What you see: Areas of brown, dry-looking apple flesh; likely also some seed-shaped holes.
What it is: Carbon dioxide injury.
Eat or toss? This is not an apparent food safety risk. However, even the normal-looking portions of apple flesh may not taste good. If you’re determined, trim around the brown and give it a sample. But it’s likely a “toss.”
Apples can turn brown inside if exposed to too much carbon dioxide
One great feature of apples is their incredibly long shelf life. Those apples you often see at spring farmers markets are usually from the previous fall. And that’s OK!
But to maintain their crisp flesh and signature flavors they have to be harvested at the right time and stored properly. The temperature, humidity and even balance of carbon dioxide and oxygen in the air can impact how well they do in storage.
While there are a number of issues that could cause an apple to brown on the inside, in this case it looks like something in the air wasn’t quite right.
Because, while in storage, apples are still alive and breathing. Their cells take in oxygen and expel carbon dioxide through those tiny dots you may have noticed. This process produces energy and keeps their cells humming.
This “breathing” is called respiration and does not require sunlight. It’s entirely separate from photosynthesis, in which plants take in carbon dioxide and expel oxygen with the help of energy from the sun.
So, imagine crates of apples wintering in a cool, ventilated storage room, which typically looks like the image below.
The apples are all sucking up oxygen and expelling carbon dioxide. Sometimes too much carbon dioxide builds up, crowding out the oxygen the apples crave.
Cells have a workaround: fermentation, which can make energy without oxygen. But that last resort isn’t ideal for the apple’s interior. The cells weaken, their contents leak, mix and turn brown.
Fermentation also produces alcohol, which you might taste in an apple like this. Another fermentation byproduct? More carbon dioxide! In this case, the little almond-shaped holes are pockets of carbon dioxide.
Harvest timing and storage conditions can cause carbon dioxide injury in apples
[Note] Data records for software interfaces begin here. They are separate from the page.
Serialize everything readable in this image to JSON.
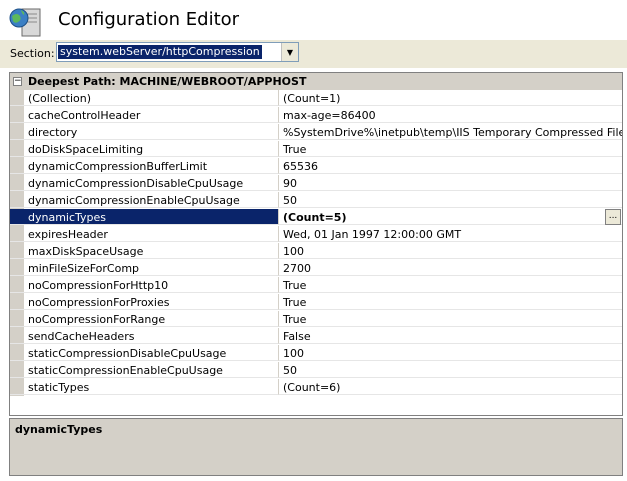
{
  "app": {
    "title": "Configuration Editor",
    "icon": "iis-globe-server-icon"
  },
  "section": {
    "label": "Section:",
    "value": "system.webServer/httpCompression"
  },
  "grid": {
    "header": "Deepest Path: MACHINE/WEBROOT/APPHOST",
    "rows": [
      {
        "name": "(Collection)",
        "value": "(Count=1)"
      },
      {
        "name": "cacheControlHeader",
        "value": "max-age=86400"
      },
      {
        "name": "directory",
        "value": "%SystemDrive%\\inetpub\\temp\\IIS Temporary Compressed Files"
      },
      {
        "name": "doDiskSpaceLimiting",
        "value": "True"
      },
      {
        "name": "dynamicCompressionBufferLimit",
        "value": "65536"
      },
      {
        "name": "dynamicCompressionDisableCpuUsage",
        "value": "90"
      },
      {
        "name": "dynamicCompressionEnableCpuUsage",
        "value": "50"
      },
      {
        "name": "dynamicTypes",
        "value": "(Count=5)"
      },
      {
        "name": "expiresHeader",
        "value": "Wed, 01 Jan 1997 12:00:00 GMT"
      },
      {
        "name": "maxDiskSpaceUsage",
        "value": "100"
      },
      {
        "name": "minFileSizeForComp",
        "value": "2700"
      },
      {
        "name": "noCompressionForHttp10",
        "value": "True"
      },
      {
        "name": "noCompressionForProxies",
        "value": "True"
      },
      {
        "name": "noCompressionForRange",
        "value": "True"
      },
      {
        "name": "sendCacheHeaders",
        "value": "False"
      },
      {
        "name": "staticCompressionDisableCpuUsage",
        "value": "100"
      },
      {
        "name": "staticCompressionEnableCpuUsage",
        "value": "50"
      },
      {
        "name": "staticTypes",
        "value": "(Count=6)"
      }
    ],
    "selected_index": 7,
    "ellipsis_label": "..."
  },
  "description": {
    "title": "dynamicTypes"
  },
  "colors": {
    "selection": "#0a246a",
    "panel": "#d4d0c8"
  }
}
Macarena Farcuh, a horticulture professor at the University of Maryland, told me that an apple’s susceptibility to carbon dioxide injury also depends on when it is harvested.
If an apple is harvested too late, it’s more likely to breathe faster and thus need to resort to fermentation faster.
Deliberately keeping the oxygen in the storage room too low can also give rise to browning and holes like you see here.
Why would that happen? Well, in some warehouses, people can control the balance of gases in the air. Reducing the amount of oxygen can slow the rate at which produce respires, which can stretch their shelf life. Faster respiration causes the produce to age faster. But, clearly, too little oxygen also causes problems.
And, before we go, here’s one more photo of apples in storage!
- Dr. Macarena Farcuh, PhD. Assistant professor in horticulture. College of Agriculture and Natural Resources. University of Maryland.
- Physiological Disorders. Washington State University Extension. Tree fruit postharvest export education.
- Dealing with carbon dioxide sensitivity. Good Fruit Grower. Melissa Hansen. February 15, 2012.